The very thing I want to do, I often don’t, and what I’m trying not to do, I do.
And so enters grace.
It’s a season of stillness. Of in-betweens. Call it the calm before the storm or existing in a white noise tunnel but I’m finding there are two options: run as fast as I can to avoid uncomfortable tension brought about in the stillness, or succumb.
To become stillness’ pupil. To surrender. To trust there is a lesson here that can’t be learned if I escape or busy myself or start writing that second book (don’t laugh- my husband knows this is my temptation). I considered going back to school to become a librarian and then realized I really like talking and laughing. Loudly. So here I am – succumbing to stillness.
But it’s scary. How long will the stillness last? What emotions will I find there? When will the stillness end? Stillness is scary. Succumbing feels even scarier.
It reminds me of when my kids experience a hard day. A lost game. Tanner recently witnessed a boy in his class being bullied by another. Then his goldfish died and he bawled into Bry’s shoulder- big ol’ heaving sobs. And my go to was to fix it. To hurry the hard stuff along and escape the unavoidable feelings that surface in the middle of tension.
It’s okay. You’ll win another game.
Just don’t hang out with that kid if he’s mean.
You can buy another fish.
See what happened though? I do that thing I don’t want to do. The thing I need the opposite of. The very thing I believe he craves is to have his tension validated. Tolerated. To plop ourselves right up in his discomfort and join him there. Ironically, I relate to our oldest. The sadness or confusion or angst that wells up inside when there is no answer or remedy or plan habitually invites something else to relieve the tension. Just make the hurt go away. Just get over it. Just try this….
I like to have plans. Checklists. Advice. But gosh, isn’t it so healing when we come alongside one another and just offer a hand or a hug or a hmmmm and allow that to be enough? Because underneath it’s still happening even if I try to move it along.
My sister in law Kristy called and offered the gift of words when I shared about succumbing to silence. Maybe you’re learning how to give yourself grace, she shared.

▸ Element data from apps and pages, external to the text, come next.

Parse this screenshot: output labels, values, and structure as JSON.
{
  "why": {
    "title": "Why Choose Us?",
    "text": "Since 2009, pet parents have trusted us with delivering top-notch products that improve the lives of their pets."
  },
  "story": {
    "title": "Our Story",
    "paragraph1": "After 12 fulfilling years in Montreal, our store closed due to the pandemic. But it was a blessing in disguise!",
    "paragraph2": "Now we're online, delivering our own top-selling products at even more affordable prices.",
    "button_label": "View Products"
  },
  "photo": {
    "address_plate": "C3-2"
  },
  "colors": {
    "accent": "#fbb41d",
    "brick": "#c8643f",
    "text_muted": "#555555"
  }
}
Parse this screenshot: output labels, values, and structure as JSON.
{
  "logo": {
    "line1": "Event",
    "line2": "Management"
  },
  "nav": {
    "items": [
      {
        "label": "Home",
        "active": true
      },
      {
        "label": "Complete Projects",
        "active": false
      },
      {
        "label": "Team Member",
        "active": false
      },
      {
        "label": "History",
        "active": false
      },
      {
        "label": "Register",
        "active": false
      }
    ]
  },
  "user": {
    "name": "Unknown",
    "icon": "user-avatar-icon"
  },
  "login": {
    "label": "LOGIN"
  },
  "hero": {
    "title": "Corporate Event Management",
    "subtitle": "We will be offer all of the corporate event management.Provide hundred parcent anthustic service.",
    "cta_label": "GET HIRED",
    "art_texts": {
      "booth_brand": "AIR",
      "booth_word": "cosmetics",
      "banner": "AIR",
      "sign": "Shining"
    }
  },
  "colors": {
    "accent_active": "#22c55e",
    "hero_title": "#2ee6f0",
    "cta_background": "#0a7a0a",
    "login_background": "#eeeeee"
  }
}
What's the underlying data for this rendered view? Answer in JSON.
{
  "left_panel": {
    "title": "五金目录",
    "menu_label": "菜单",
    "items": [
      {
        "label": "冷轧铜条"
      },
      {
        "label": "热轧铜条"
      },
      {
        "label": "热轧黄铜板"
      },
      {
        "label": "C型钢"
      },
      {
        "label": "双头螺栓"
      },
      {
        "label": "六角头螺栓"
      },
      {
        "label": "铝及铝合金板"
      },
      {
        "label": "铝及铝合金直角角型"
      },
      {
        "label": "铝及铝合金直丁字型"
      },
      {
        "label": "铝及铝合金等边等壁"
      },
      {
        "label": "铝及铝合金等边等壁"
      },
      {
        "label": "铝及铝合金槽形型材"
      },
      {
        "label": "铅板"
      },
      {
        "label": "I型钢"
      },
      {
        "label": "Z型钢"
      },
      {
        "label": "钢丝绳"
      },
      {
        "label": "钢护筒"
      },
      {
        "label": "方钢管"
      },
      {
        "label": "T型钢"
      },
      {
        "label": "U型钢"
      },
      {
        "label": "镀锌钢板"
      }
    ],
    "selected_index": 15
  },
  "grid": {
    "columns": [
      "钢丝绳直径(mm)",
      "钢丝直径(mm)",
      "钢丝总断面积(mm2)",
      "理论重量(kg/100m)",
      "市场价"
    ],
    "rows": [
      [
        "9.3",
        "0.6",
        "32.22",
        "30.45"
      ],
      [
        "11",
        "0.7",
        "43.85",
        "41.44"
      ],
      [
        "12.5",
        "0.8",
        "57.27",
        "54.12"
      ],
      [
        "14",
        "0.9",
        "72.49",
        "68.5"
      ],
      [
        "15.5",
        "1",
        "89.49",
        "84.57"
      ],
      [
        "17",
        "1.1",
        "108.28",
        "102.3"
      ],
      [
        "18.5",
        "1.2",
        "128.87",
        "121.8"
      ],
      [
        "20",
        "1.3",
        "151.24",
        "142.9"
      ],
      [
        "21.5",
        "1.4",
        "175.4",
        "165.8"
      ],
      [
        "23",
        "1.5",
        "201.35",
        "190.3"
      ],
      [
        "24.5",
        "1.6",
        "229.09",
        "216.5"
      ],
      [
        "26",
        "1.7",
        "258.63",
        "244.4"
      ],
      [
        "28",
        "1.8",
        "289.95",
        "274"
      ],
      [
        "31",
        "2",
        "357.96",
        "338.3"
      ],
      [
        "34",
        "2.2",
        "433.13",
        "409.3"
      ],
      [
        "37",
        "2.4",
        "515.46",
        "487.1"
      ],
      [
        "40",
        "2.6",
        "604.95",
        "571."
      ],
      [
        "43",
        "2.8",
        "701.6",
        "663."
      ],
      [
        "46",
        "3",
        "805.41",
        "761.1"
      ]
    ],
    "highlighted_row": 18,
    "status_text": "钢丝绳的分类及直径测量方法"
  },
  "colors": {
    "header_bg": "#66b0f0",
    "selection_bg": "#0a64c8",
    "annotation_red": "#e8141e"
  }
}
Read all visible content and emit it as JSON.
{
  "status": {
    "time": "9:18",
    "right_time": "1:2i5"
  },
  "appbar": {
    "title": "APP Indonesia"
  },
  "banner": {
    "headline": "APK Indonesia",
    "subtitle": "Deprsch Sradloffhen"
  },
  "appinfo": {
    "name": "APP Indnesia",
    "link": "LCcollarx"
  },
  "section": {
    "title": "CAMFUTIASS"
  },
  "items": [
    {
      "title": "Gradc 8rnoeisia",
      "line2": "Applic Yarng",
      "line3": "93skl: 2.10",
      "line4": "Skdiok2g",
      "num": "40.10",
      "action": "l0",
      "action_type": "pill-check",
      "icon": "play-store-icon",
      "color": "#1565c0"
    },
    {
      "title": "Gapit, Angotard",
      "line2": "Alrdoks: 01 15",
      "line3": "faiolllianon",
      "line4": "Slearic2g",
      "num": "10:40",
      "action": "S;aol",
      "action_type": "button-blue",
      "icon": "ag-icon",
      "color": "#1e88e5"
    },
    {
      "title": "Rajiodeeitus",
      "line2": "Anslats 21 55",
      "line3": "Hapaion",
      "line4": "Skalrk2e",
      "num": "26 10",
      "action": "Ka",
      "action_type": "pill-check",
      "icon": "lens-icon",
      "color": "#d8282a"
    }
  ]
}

I think she’s on to something. Maybe by tolerating the tension of I don’t know or This is hard or There isn’t a clear answer lies a sacred hollow of something great. Maybe underneath all the stillness rests grace.